“Thus Steve Reich, explaining to Edward Strickland in 1987 why he didn’t write European-style serial music, argued that his repetitive, low-affect music was true to the popular experience of post-war consumer America: “Stockhausen, Berio, and Boulez were portraying in very honest terms what it was like to pick up the pieces after World War 2. But for some Americans in 1948 or 1958 or 1968 – in the real context of tailfins, Chuck Berry and millions of burgers sold – to pretend instead we’re really going to have the dark-brown Angst of Vienna is a lie, a musical lie.” (Fink 2005: 119).
In visual art, abstract art uses form colour and line to create a composition which may exist independently of visual references in the real world. From the renaissance up to the mid-19th century, western visual art was underpinned by the logic of perspective and an attempt to reproduce an accurate illusion of reality. The arts outside of western culture showed alternative ways of expressing the visual experience. By the end of the 19th Century, many artists has a desire to create new art which would reflect fundamental changes in technology, science and philosophy. Artists drew inspiration from a variety of sources to fuel diverse theoretical arguments which, reflected social and intellectual preoccupations of the cultures of the time.
Above is a 1939–42 oil on canvas painting by Mondrian titled “Composition No. 10″. Responding to it, fellow artist Theo van Doesburg suggested a link between non-representational works of art and ideals of peace and spirituality.
The Blues and the Abstract Truth is a jazz album by Oliver Nelson (1961). The album is an exploration of the mood and structure of the blues, though only some of the tracks are structured in the conventional 12-bar blues form.
For this week’s composition a short piece was composed in an attempt to honestly reflect the experience of living in the modern world of the internet, terrorism, global warming etc… Something that reflects the abstract truth about my personal self and my relationship with the world.
The strategy with this week’s piece was to try and capture the feeling of the progress of the world, always progressing and changing as time constantly moves forward through the time in which we currently live. The main idea or my own ‘abstract truth’ which I attempted to convey was that of the world constantly moving forward developing and improving slowly despite setbacks which sometimes slow the process. Real world issues such as the birth of the internet and how that has contributed to terrorism have been addressed. The threat of terrorism always hangs over and strikes suddenly without warning. Progress is slowed for a time by terrorist actions, but life never stops it always moves forward and recovers, but, sometimes things are a bit different afterwards.

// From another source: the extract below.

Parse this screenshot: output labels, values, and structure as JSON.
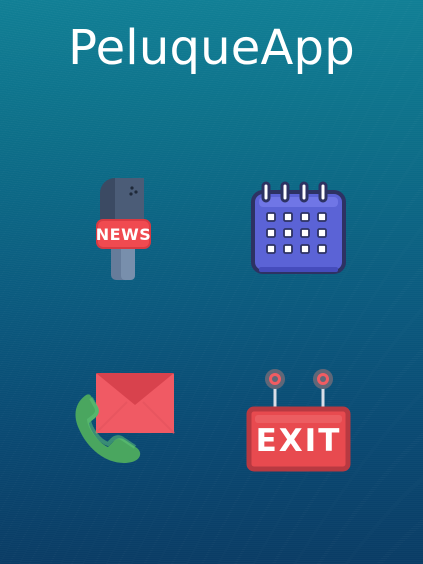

Compositionally the piece is arranged based upon a combination of synthesized, sampled and concrete/real world sounds that are manipulated to create an evolving soundscape. It begins with synthesized pads and textures which create a busy atmosphere that is a bit chaotic, like the chaos we live in. The 12/8 drum rhythm helps give the piece a sense of forward motion like time. Early in the piece the drums drop out and we hear a short burst of a dial up modem reflective of the birth of the internet. The drums return and time moves on. Later there is much more dial-up sounds as the internet has expanded which leads into the explosive boom sound which is representative of an act of terrorism. Everything slows down here, by manipulation of the play rate which reflects the turmoil and the temporary halt of progress that a major act of terrorism can cause. Time moves on and the piece speeds up and regains its sense of organisation and pattern as life recovers. Things are not the same however, there is a sweeping EQ effect over the main pad altering its sound from what it was before the boom event. The piece has changed but at the same time is still the same somewhat. Time moves on into the future as the piece fades out with a pitch up. I feel the piece is reflective of the strength of humanity to maintain the constant progress of life despite the setbacks and disasters.
Below is a link to this weeks composition:
- Compton, Susan (1978). The World Backwards: Russian Futurist Books 1912-16. The British Library. ISBN 0-7141-0396-9.
- Fink, R. (2005). Repeating Ourselves: American Minimal Music as Cultural Practice. California UP.
- Gooding, Mel (2001). Abstract Art (Movements in Modern Art series). Tate Publishing. ISBN 1-85437-302-1.
- John A. Bargh and Katelyn Y.A. McKenna. (2004). THE INTERNET AND SOCIAL LIFE. New York University, New York.
- Mondrian, P (1942). Composition No. 10. 1939-42. Piet Mondrian. Oil on canvas. 80 x 73 cm. Private collection. http://www.ibiblio.org/wm/paint/auth/mondrian/comp-10.jpg – accessed 23/05/14.
- Nastos, Michael G. “The Blues and the Abstract Truth: review” AllMusic. http://www.allmusic.com/album/the-blues-and-the-abstract-truth-mw0000188605 – accessed 23/05/14.
- Nelson, O. (1961). The Blues and The Abstract Truth. https://www.youtube.com/watch?v=I777BcgQL9o&list=ALBTKoXRg38BBOH0k-4umsmf6KSZ45gqP2 – accessed 23/05/14.
- Stangos, Nikos (editor) (1981). Concepts of Modern Art. Thames and Hudson. ISBN 0-500-20186-2.